Second, I agree that it’s true that evidence can become an idol. The object of my faith is not reasons nor evidence. Instead, the object of my faith is God/Jesus. So while reasons and evidence support my trust in God/Jesus, it doesn’t replace it. I know myself and many others strive for balance.
Third, I understand the appeal to the Holy Spirit as the one gives Christians an overwhelming certainty that Christianity is true. He has an entire ministry in the life of the Christian. And I am forever grateful for his work in my life. But religious experience won’t go very far once we get out into the culture. But part of his work is to help the Christian grow in their critical thinking skills. Many of us as Christians want a robust faith that integrates our entire being. In his book, The Opening of the Christian Mind: Taking Every Thought Captive to Christ, author David W. Gill makes a significant comment about this issue:
“ Mindless emotionalism or traditionalism, segmented fragmented lives and ignorance disguised as simple faith are all terrible deformations of Christian discipleship. But so is arid, dry intellectualism. Developing a Christian mind is but one crucial aspect of Christian discipleship.”

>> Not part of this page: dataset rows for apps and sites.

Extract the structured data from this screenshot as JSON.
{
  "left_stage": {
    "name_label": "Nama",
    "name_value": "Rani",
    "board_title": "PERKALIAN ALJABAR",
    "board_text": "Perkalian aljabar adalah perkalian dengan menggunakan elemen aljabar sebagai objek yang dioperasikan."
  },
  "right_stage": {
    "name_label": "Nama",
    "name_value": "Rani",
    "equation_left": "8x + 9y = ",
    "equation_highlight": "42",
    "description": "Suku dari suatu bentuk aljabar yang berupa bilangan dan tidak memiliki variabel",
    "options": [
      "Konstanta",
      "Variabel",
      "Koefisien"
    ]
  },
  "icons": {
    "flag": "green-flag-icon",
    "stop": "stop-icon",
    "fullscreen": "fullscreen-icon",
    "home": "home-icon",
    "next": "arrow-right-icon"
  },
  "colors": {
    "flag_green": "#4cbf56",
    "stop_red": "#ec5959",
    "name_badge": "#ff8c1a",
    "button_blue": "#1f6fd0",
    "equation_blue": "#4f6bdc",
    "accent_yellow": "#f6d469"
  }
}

Developing the Christian mind is part of our worship to God. I want to try to imitate God. While I don’t always do it, I think it is clear that we see in Scripture that the God of Israel is a rational being, and the principles of good reason do flow from his very nature. If God is a rational being then He created us as rational beings. Therefore, learning the rules of clear and correct reasoning play an integral part in our service to our Lord.
This past week, I had three people make the same comment about the need for apologetics in the Church. All three of them have come of our apologetics meetings on a major college campus. They have asked me the same questions: “How come the Church doesn’t teach apologetics?” “Where was this in my youth?” One of them has allowed me to share her comments here. I will keep her identity anonymous. This individual attended our James Warner Wallace event and some of our meetings this year. This is what she said:
“I watched my ex boyfriend fall for this internet atheist stuff, and then wanted to become one of these “enlightened” jerks and spread the word to others. You know, so those Christians could be “free.” He showed it to me unexpectedly (I had no idea what these documentaries were) and it caused me massive sadness and pain. I was raised Christian but I knew nothing about these types of questions. I fell apart. And I would gladly have done the work to find the answers if only I knew there were even answers out there. But God pulled me back in and I went back to church and the Lord brought me to apologetics. I know for a fact that this is essential to the vitality of the church right now. The church has become nothing more than emotional highs, feelings, and an upsetting amount of “dumbing down” for the average Christian. We need to intercept these deceivers and show other Christians that there are answers out there. People make fun of Christians and call them stupid, and we get used to that. But this is not okay. My intention when I talk to someone is not to degrade them, it is to make them embarrass *themselves* and be exposed as the con artists that they are. Stopping them is defending our faith. We have to set an example for Christians to educate themselves so this stuff stops. There is no other solution for a generation that gets all of its answers on a Google search or wiki page.”
Interestingly enough, well known Christian apologist Josh McDowell said the following about the internet:
“The Internet is weakening Christian witness and “we better wake up to it because it’s just beginning.” McDowell added that his greatest asset, value-wise, used to be his time until a year and a half ago. “My greatest asset now is my focus. There is so much out there just one click away, what am I going to focus on?” See full article here:
So after reading this, I want you to notice something: the individual who said they saw the need for apologetics said they went back to a local church. Thus, It was the local church along with apologetics (I would probably assume prayer and some other things as well), that made a profound difference. So the lesson here is that apologetics is not the only brick in a Christian’s foundation. However, it is an essential brick and it is needed more than ever. Also, see my article called Why Does Opposition to Apologetics Come From Mostly Within the Church?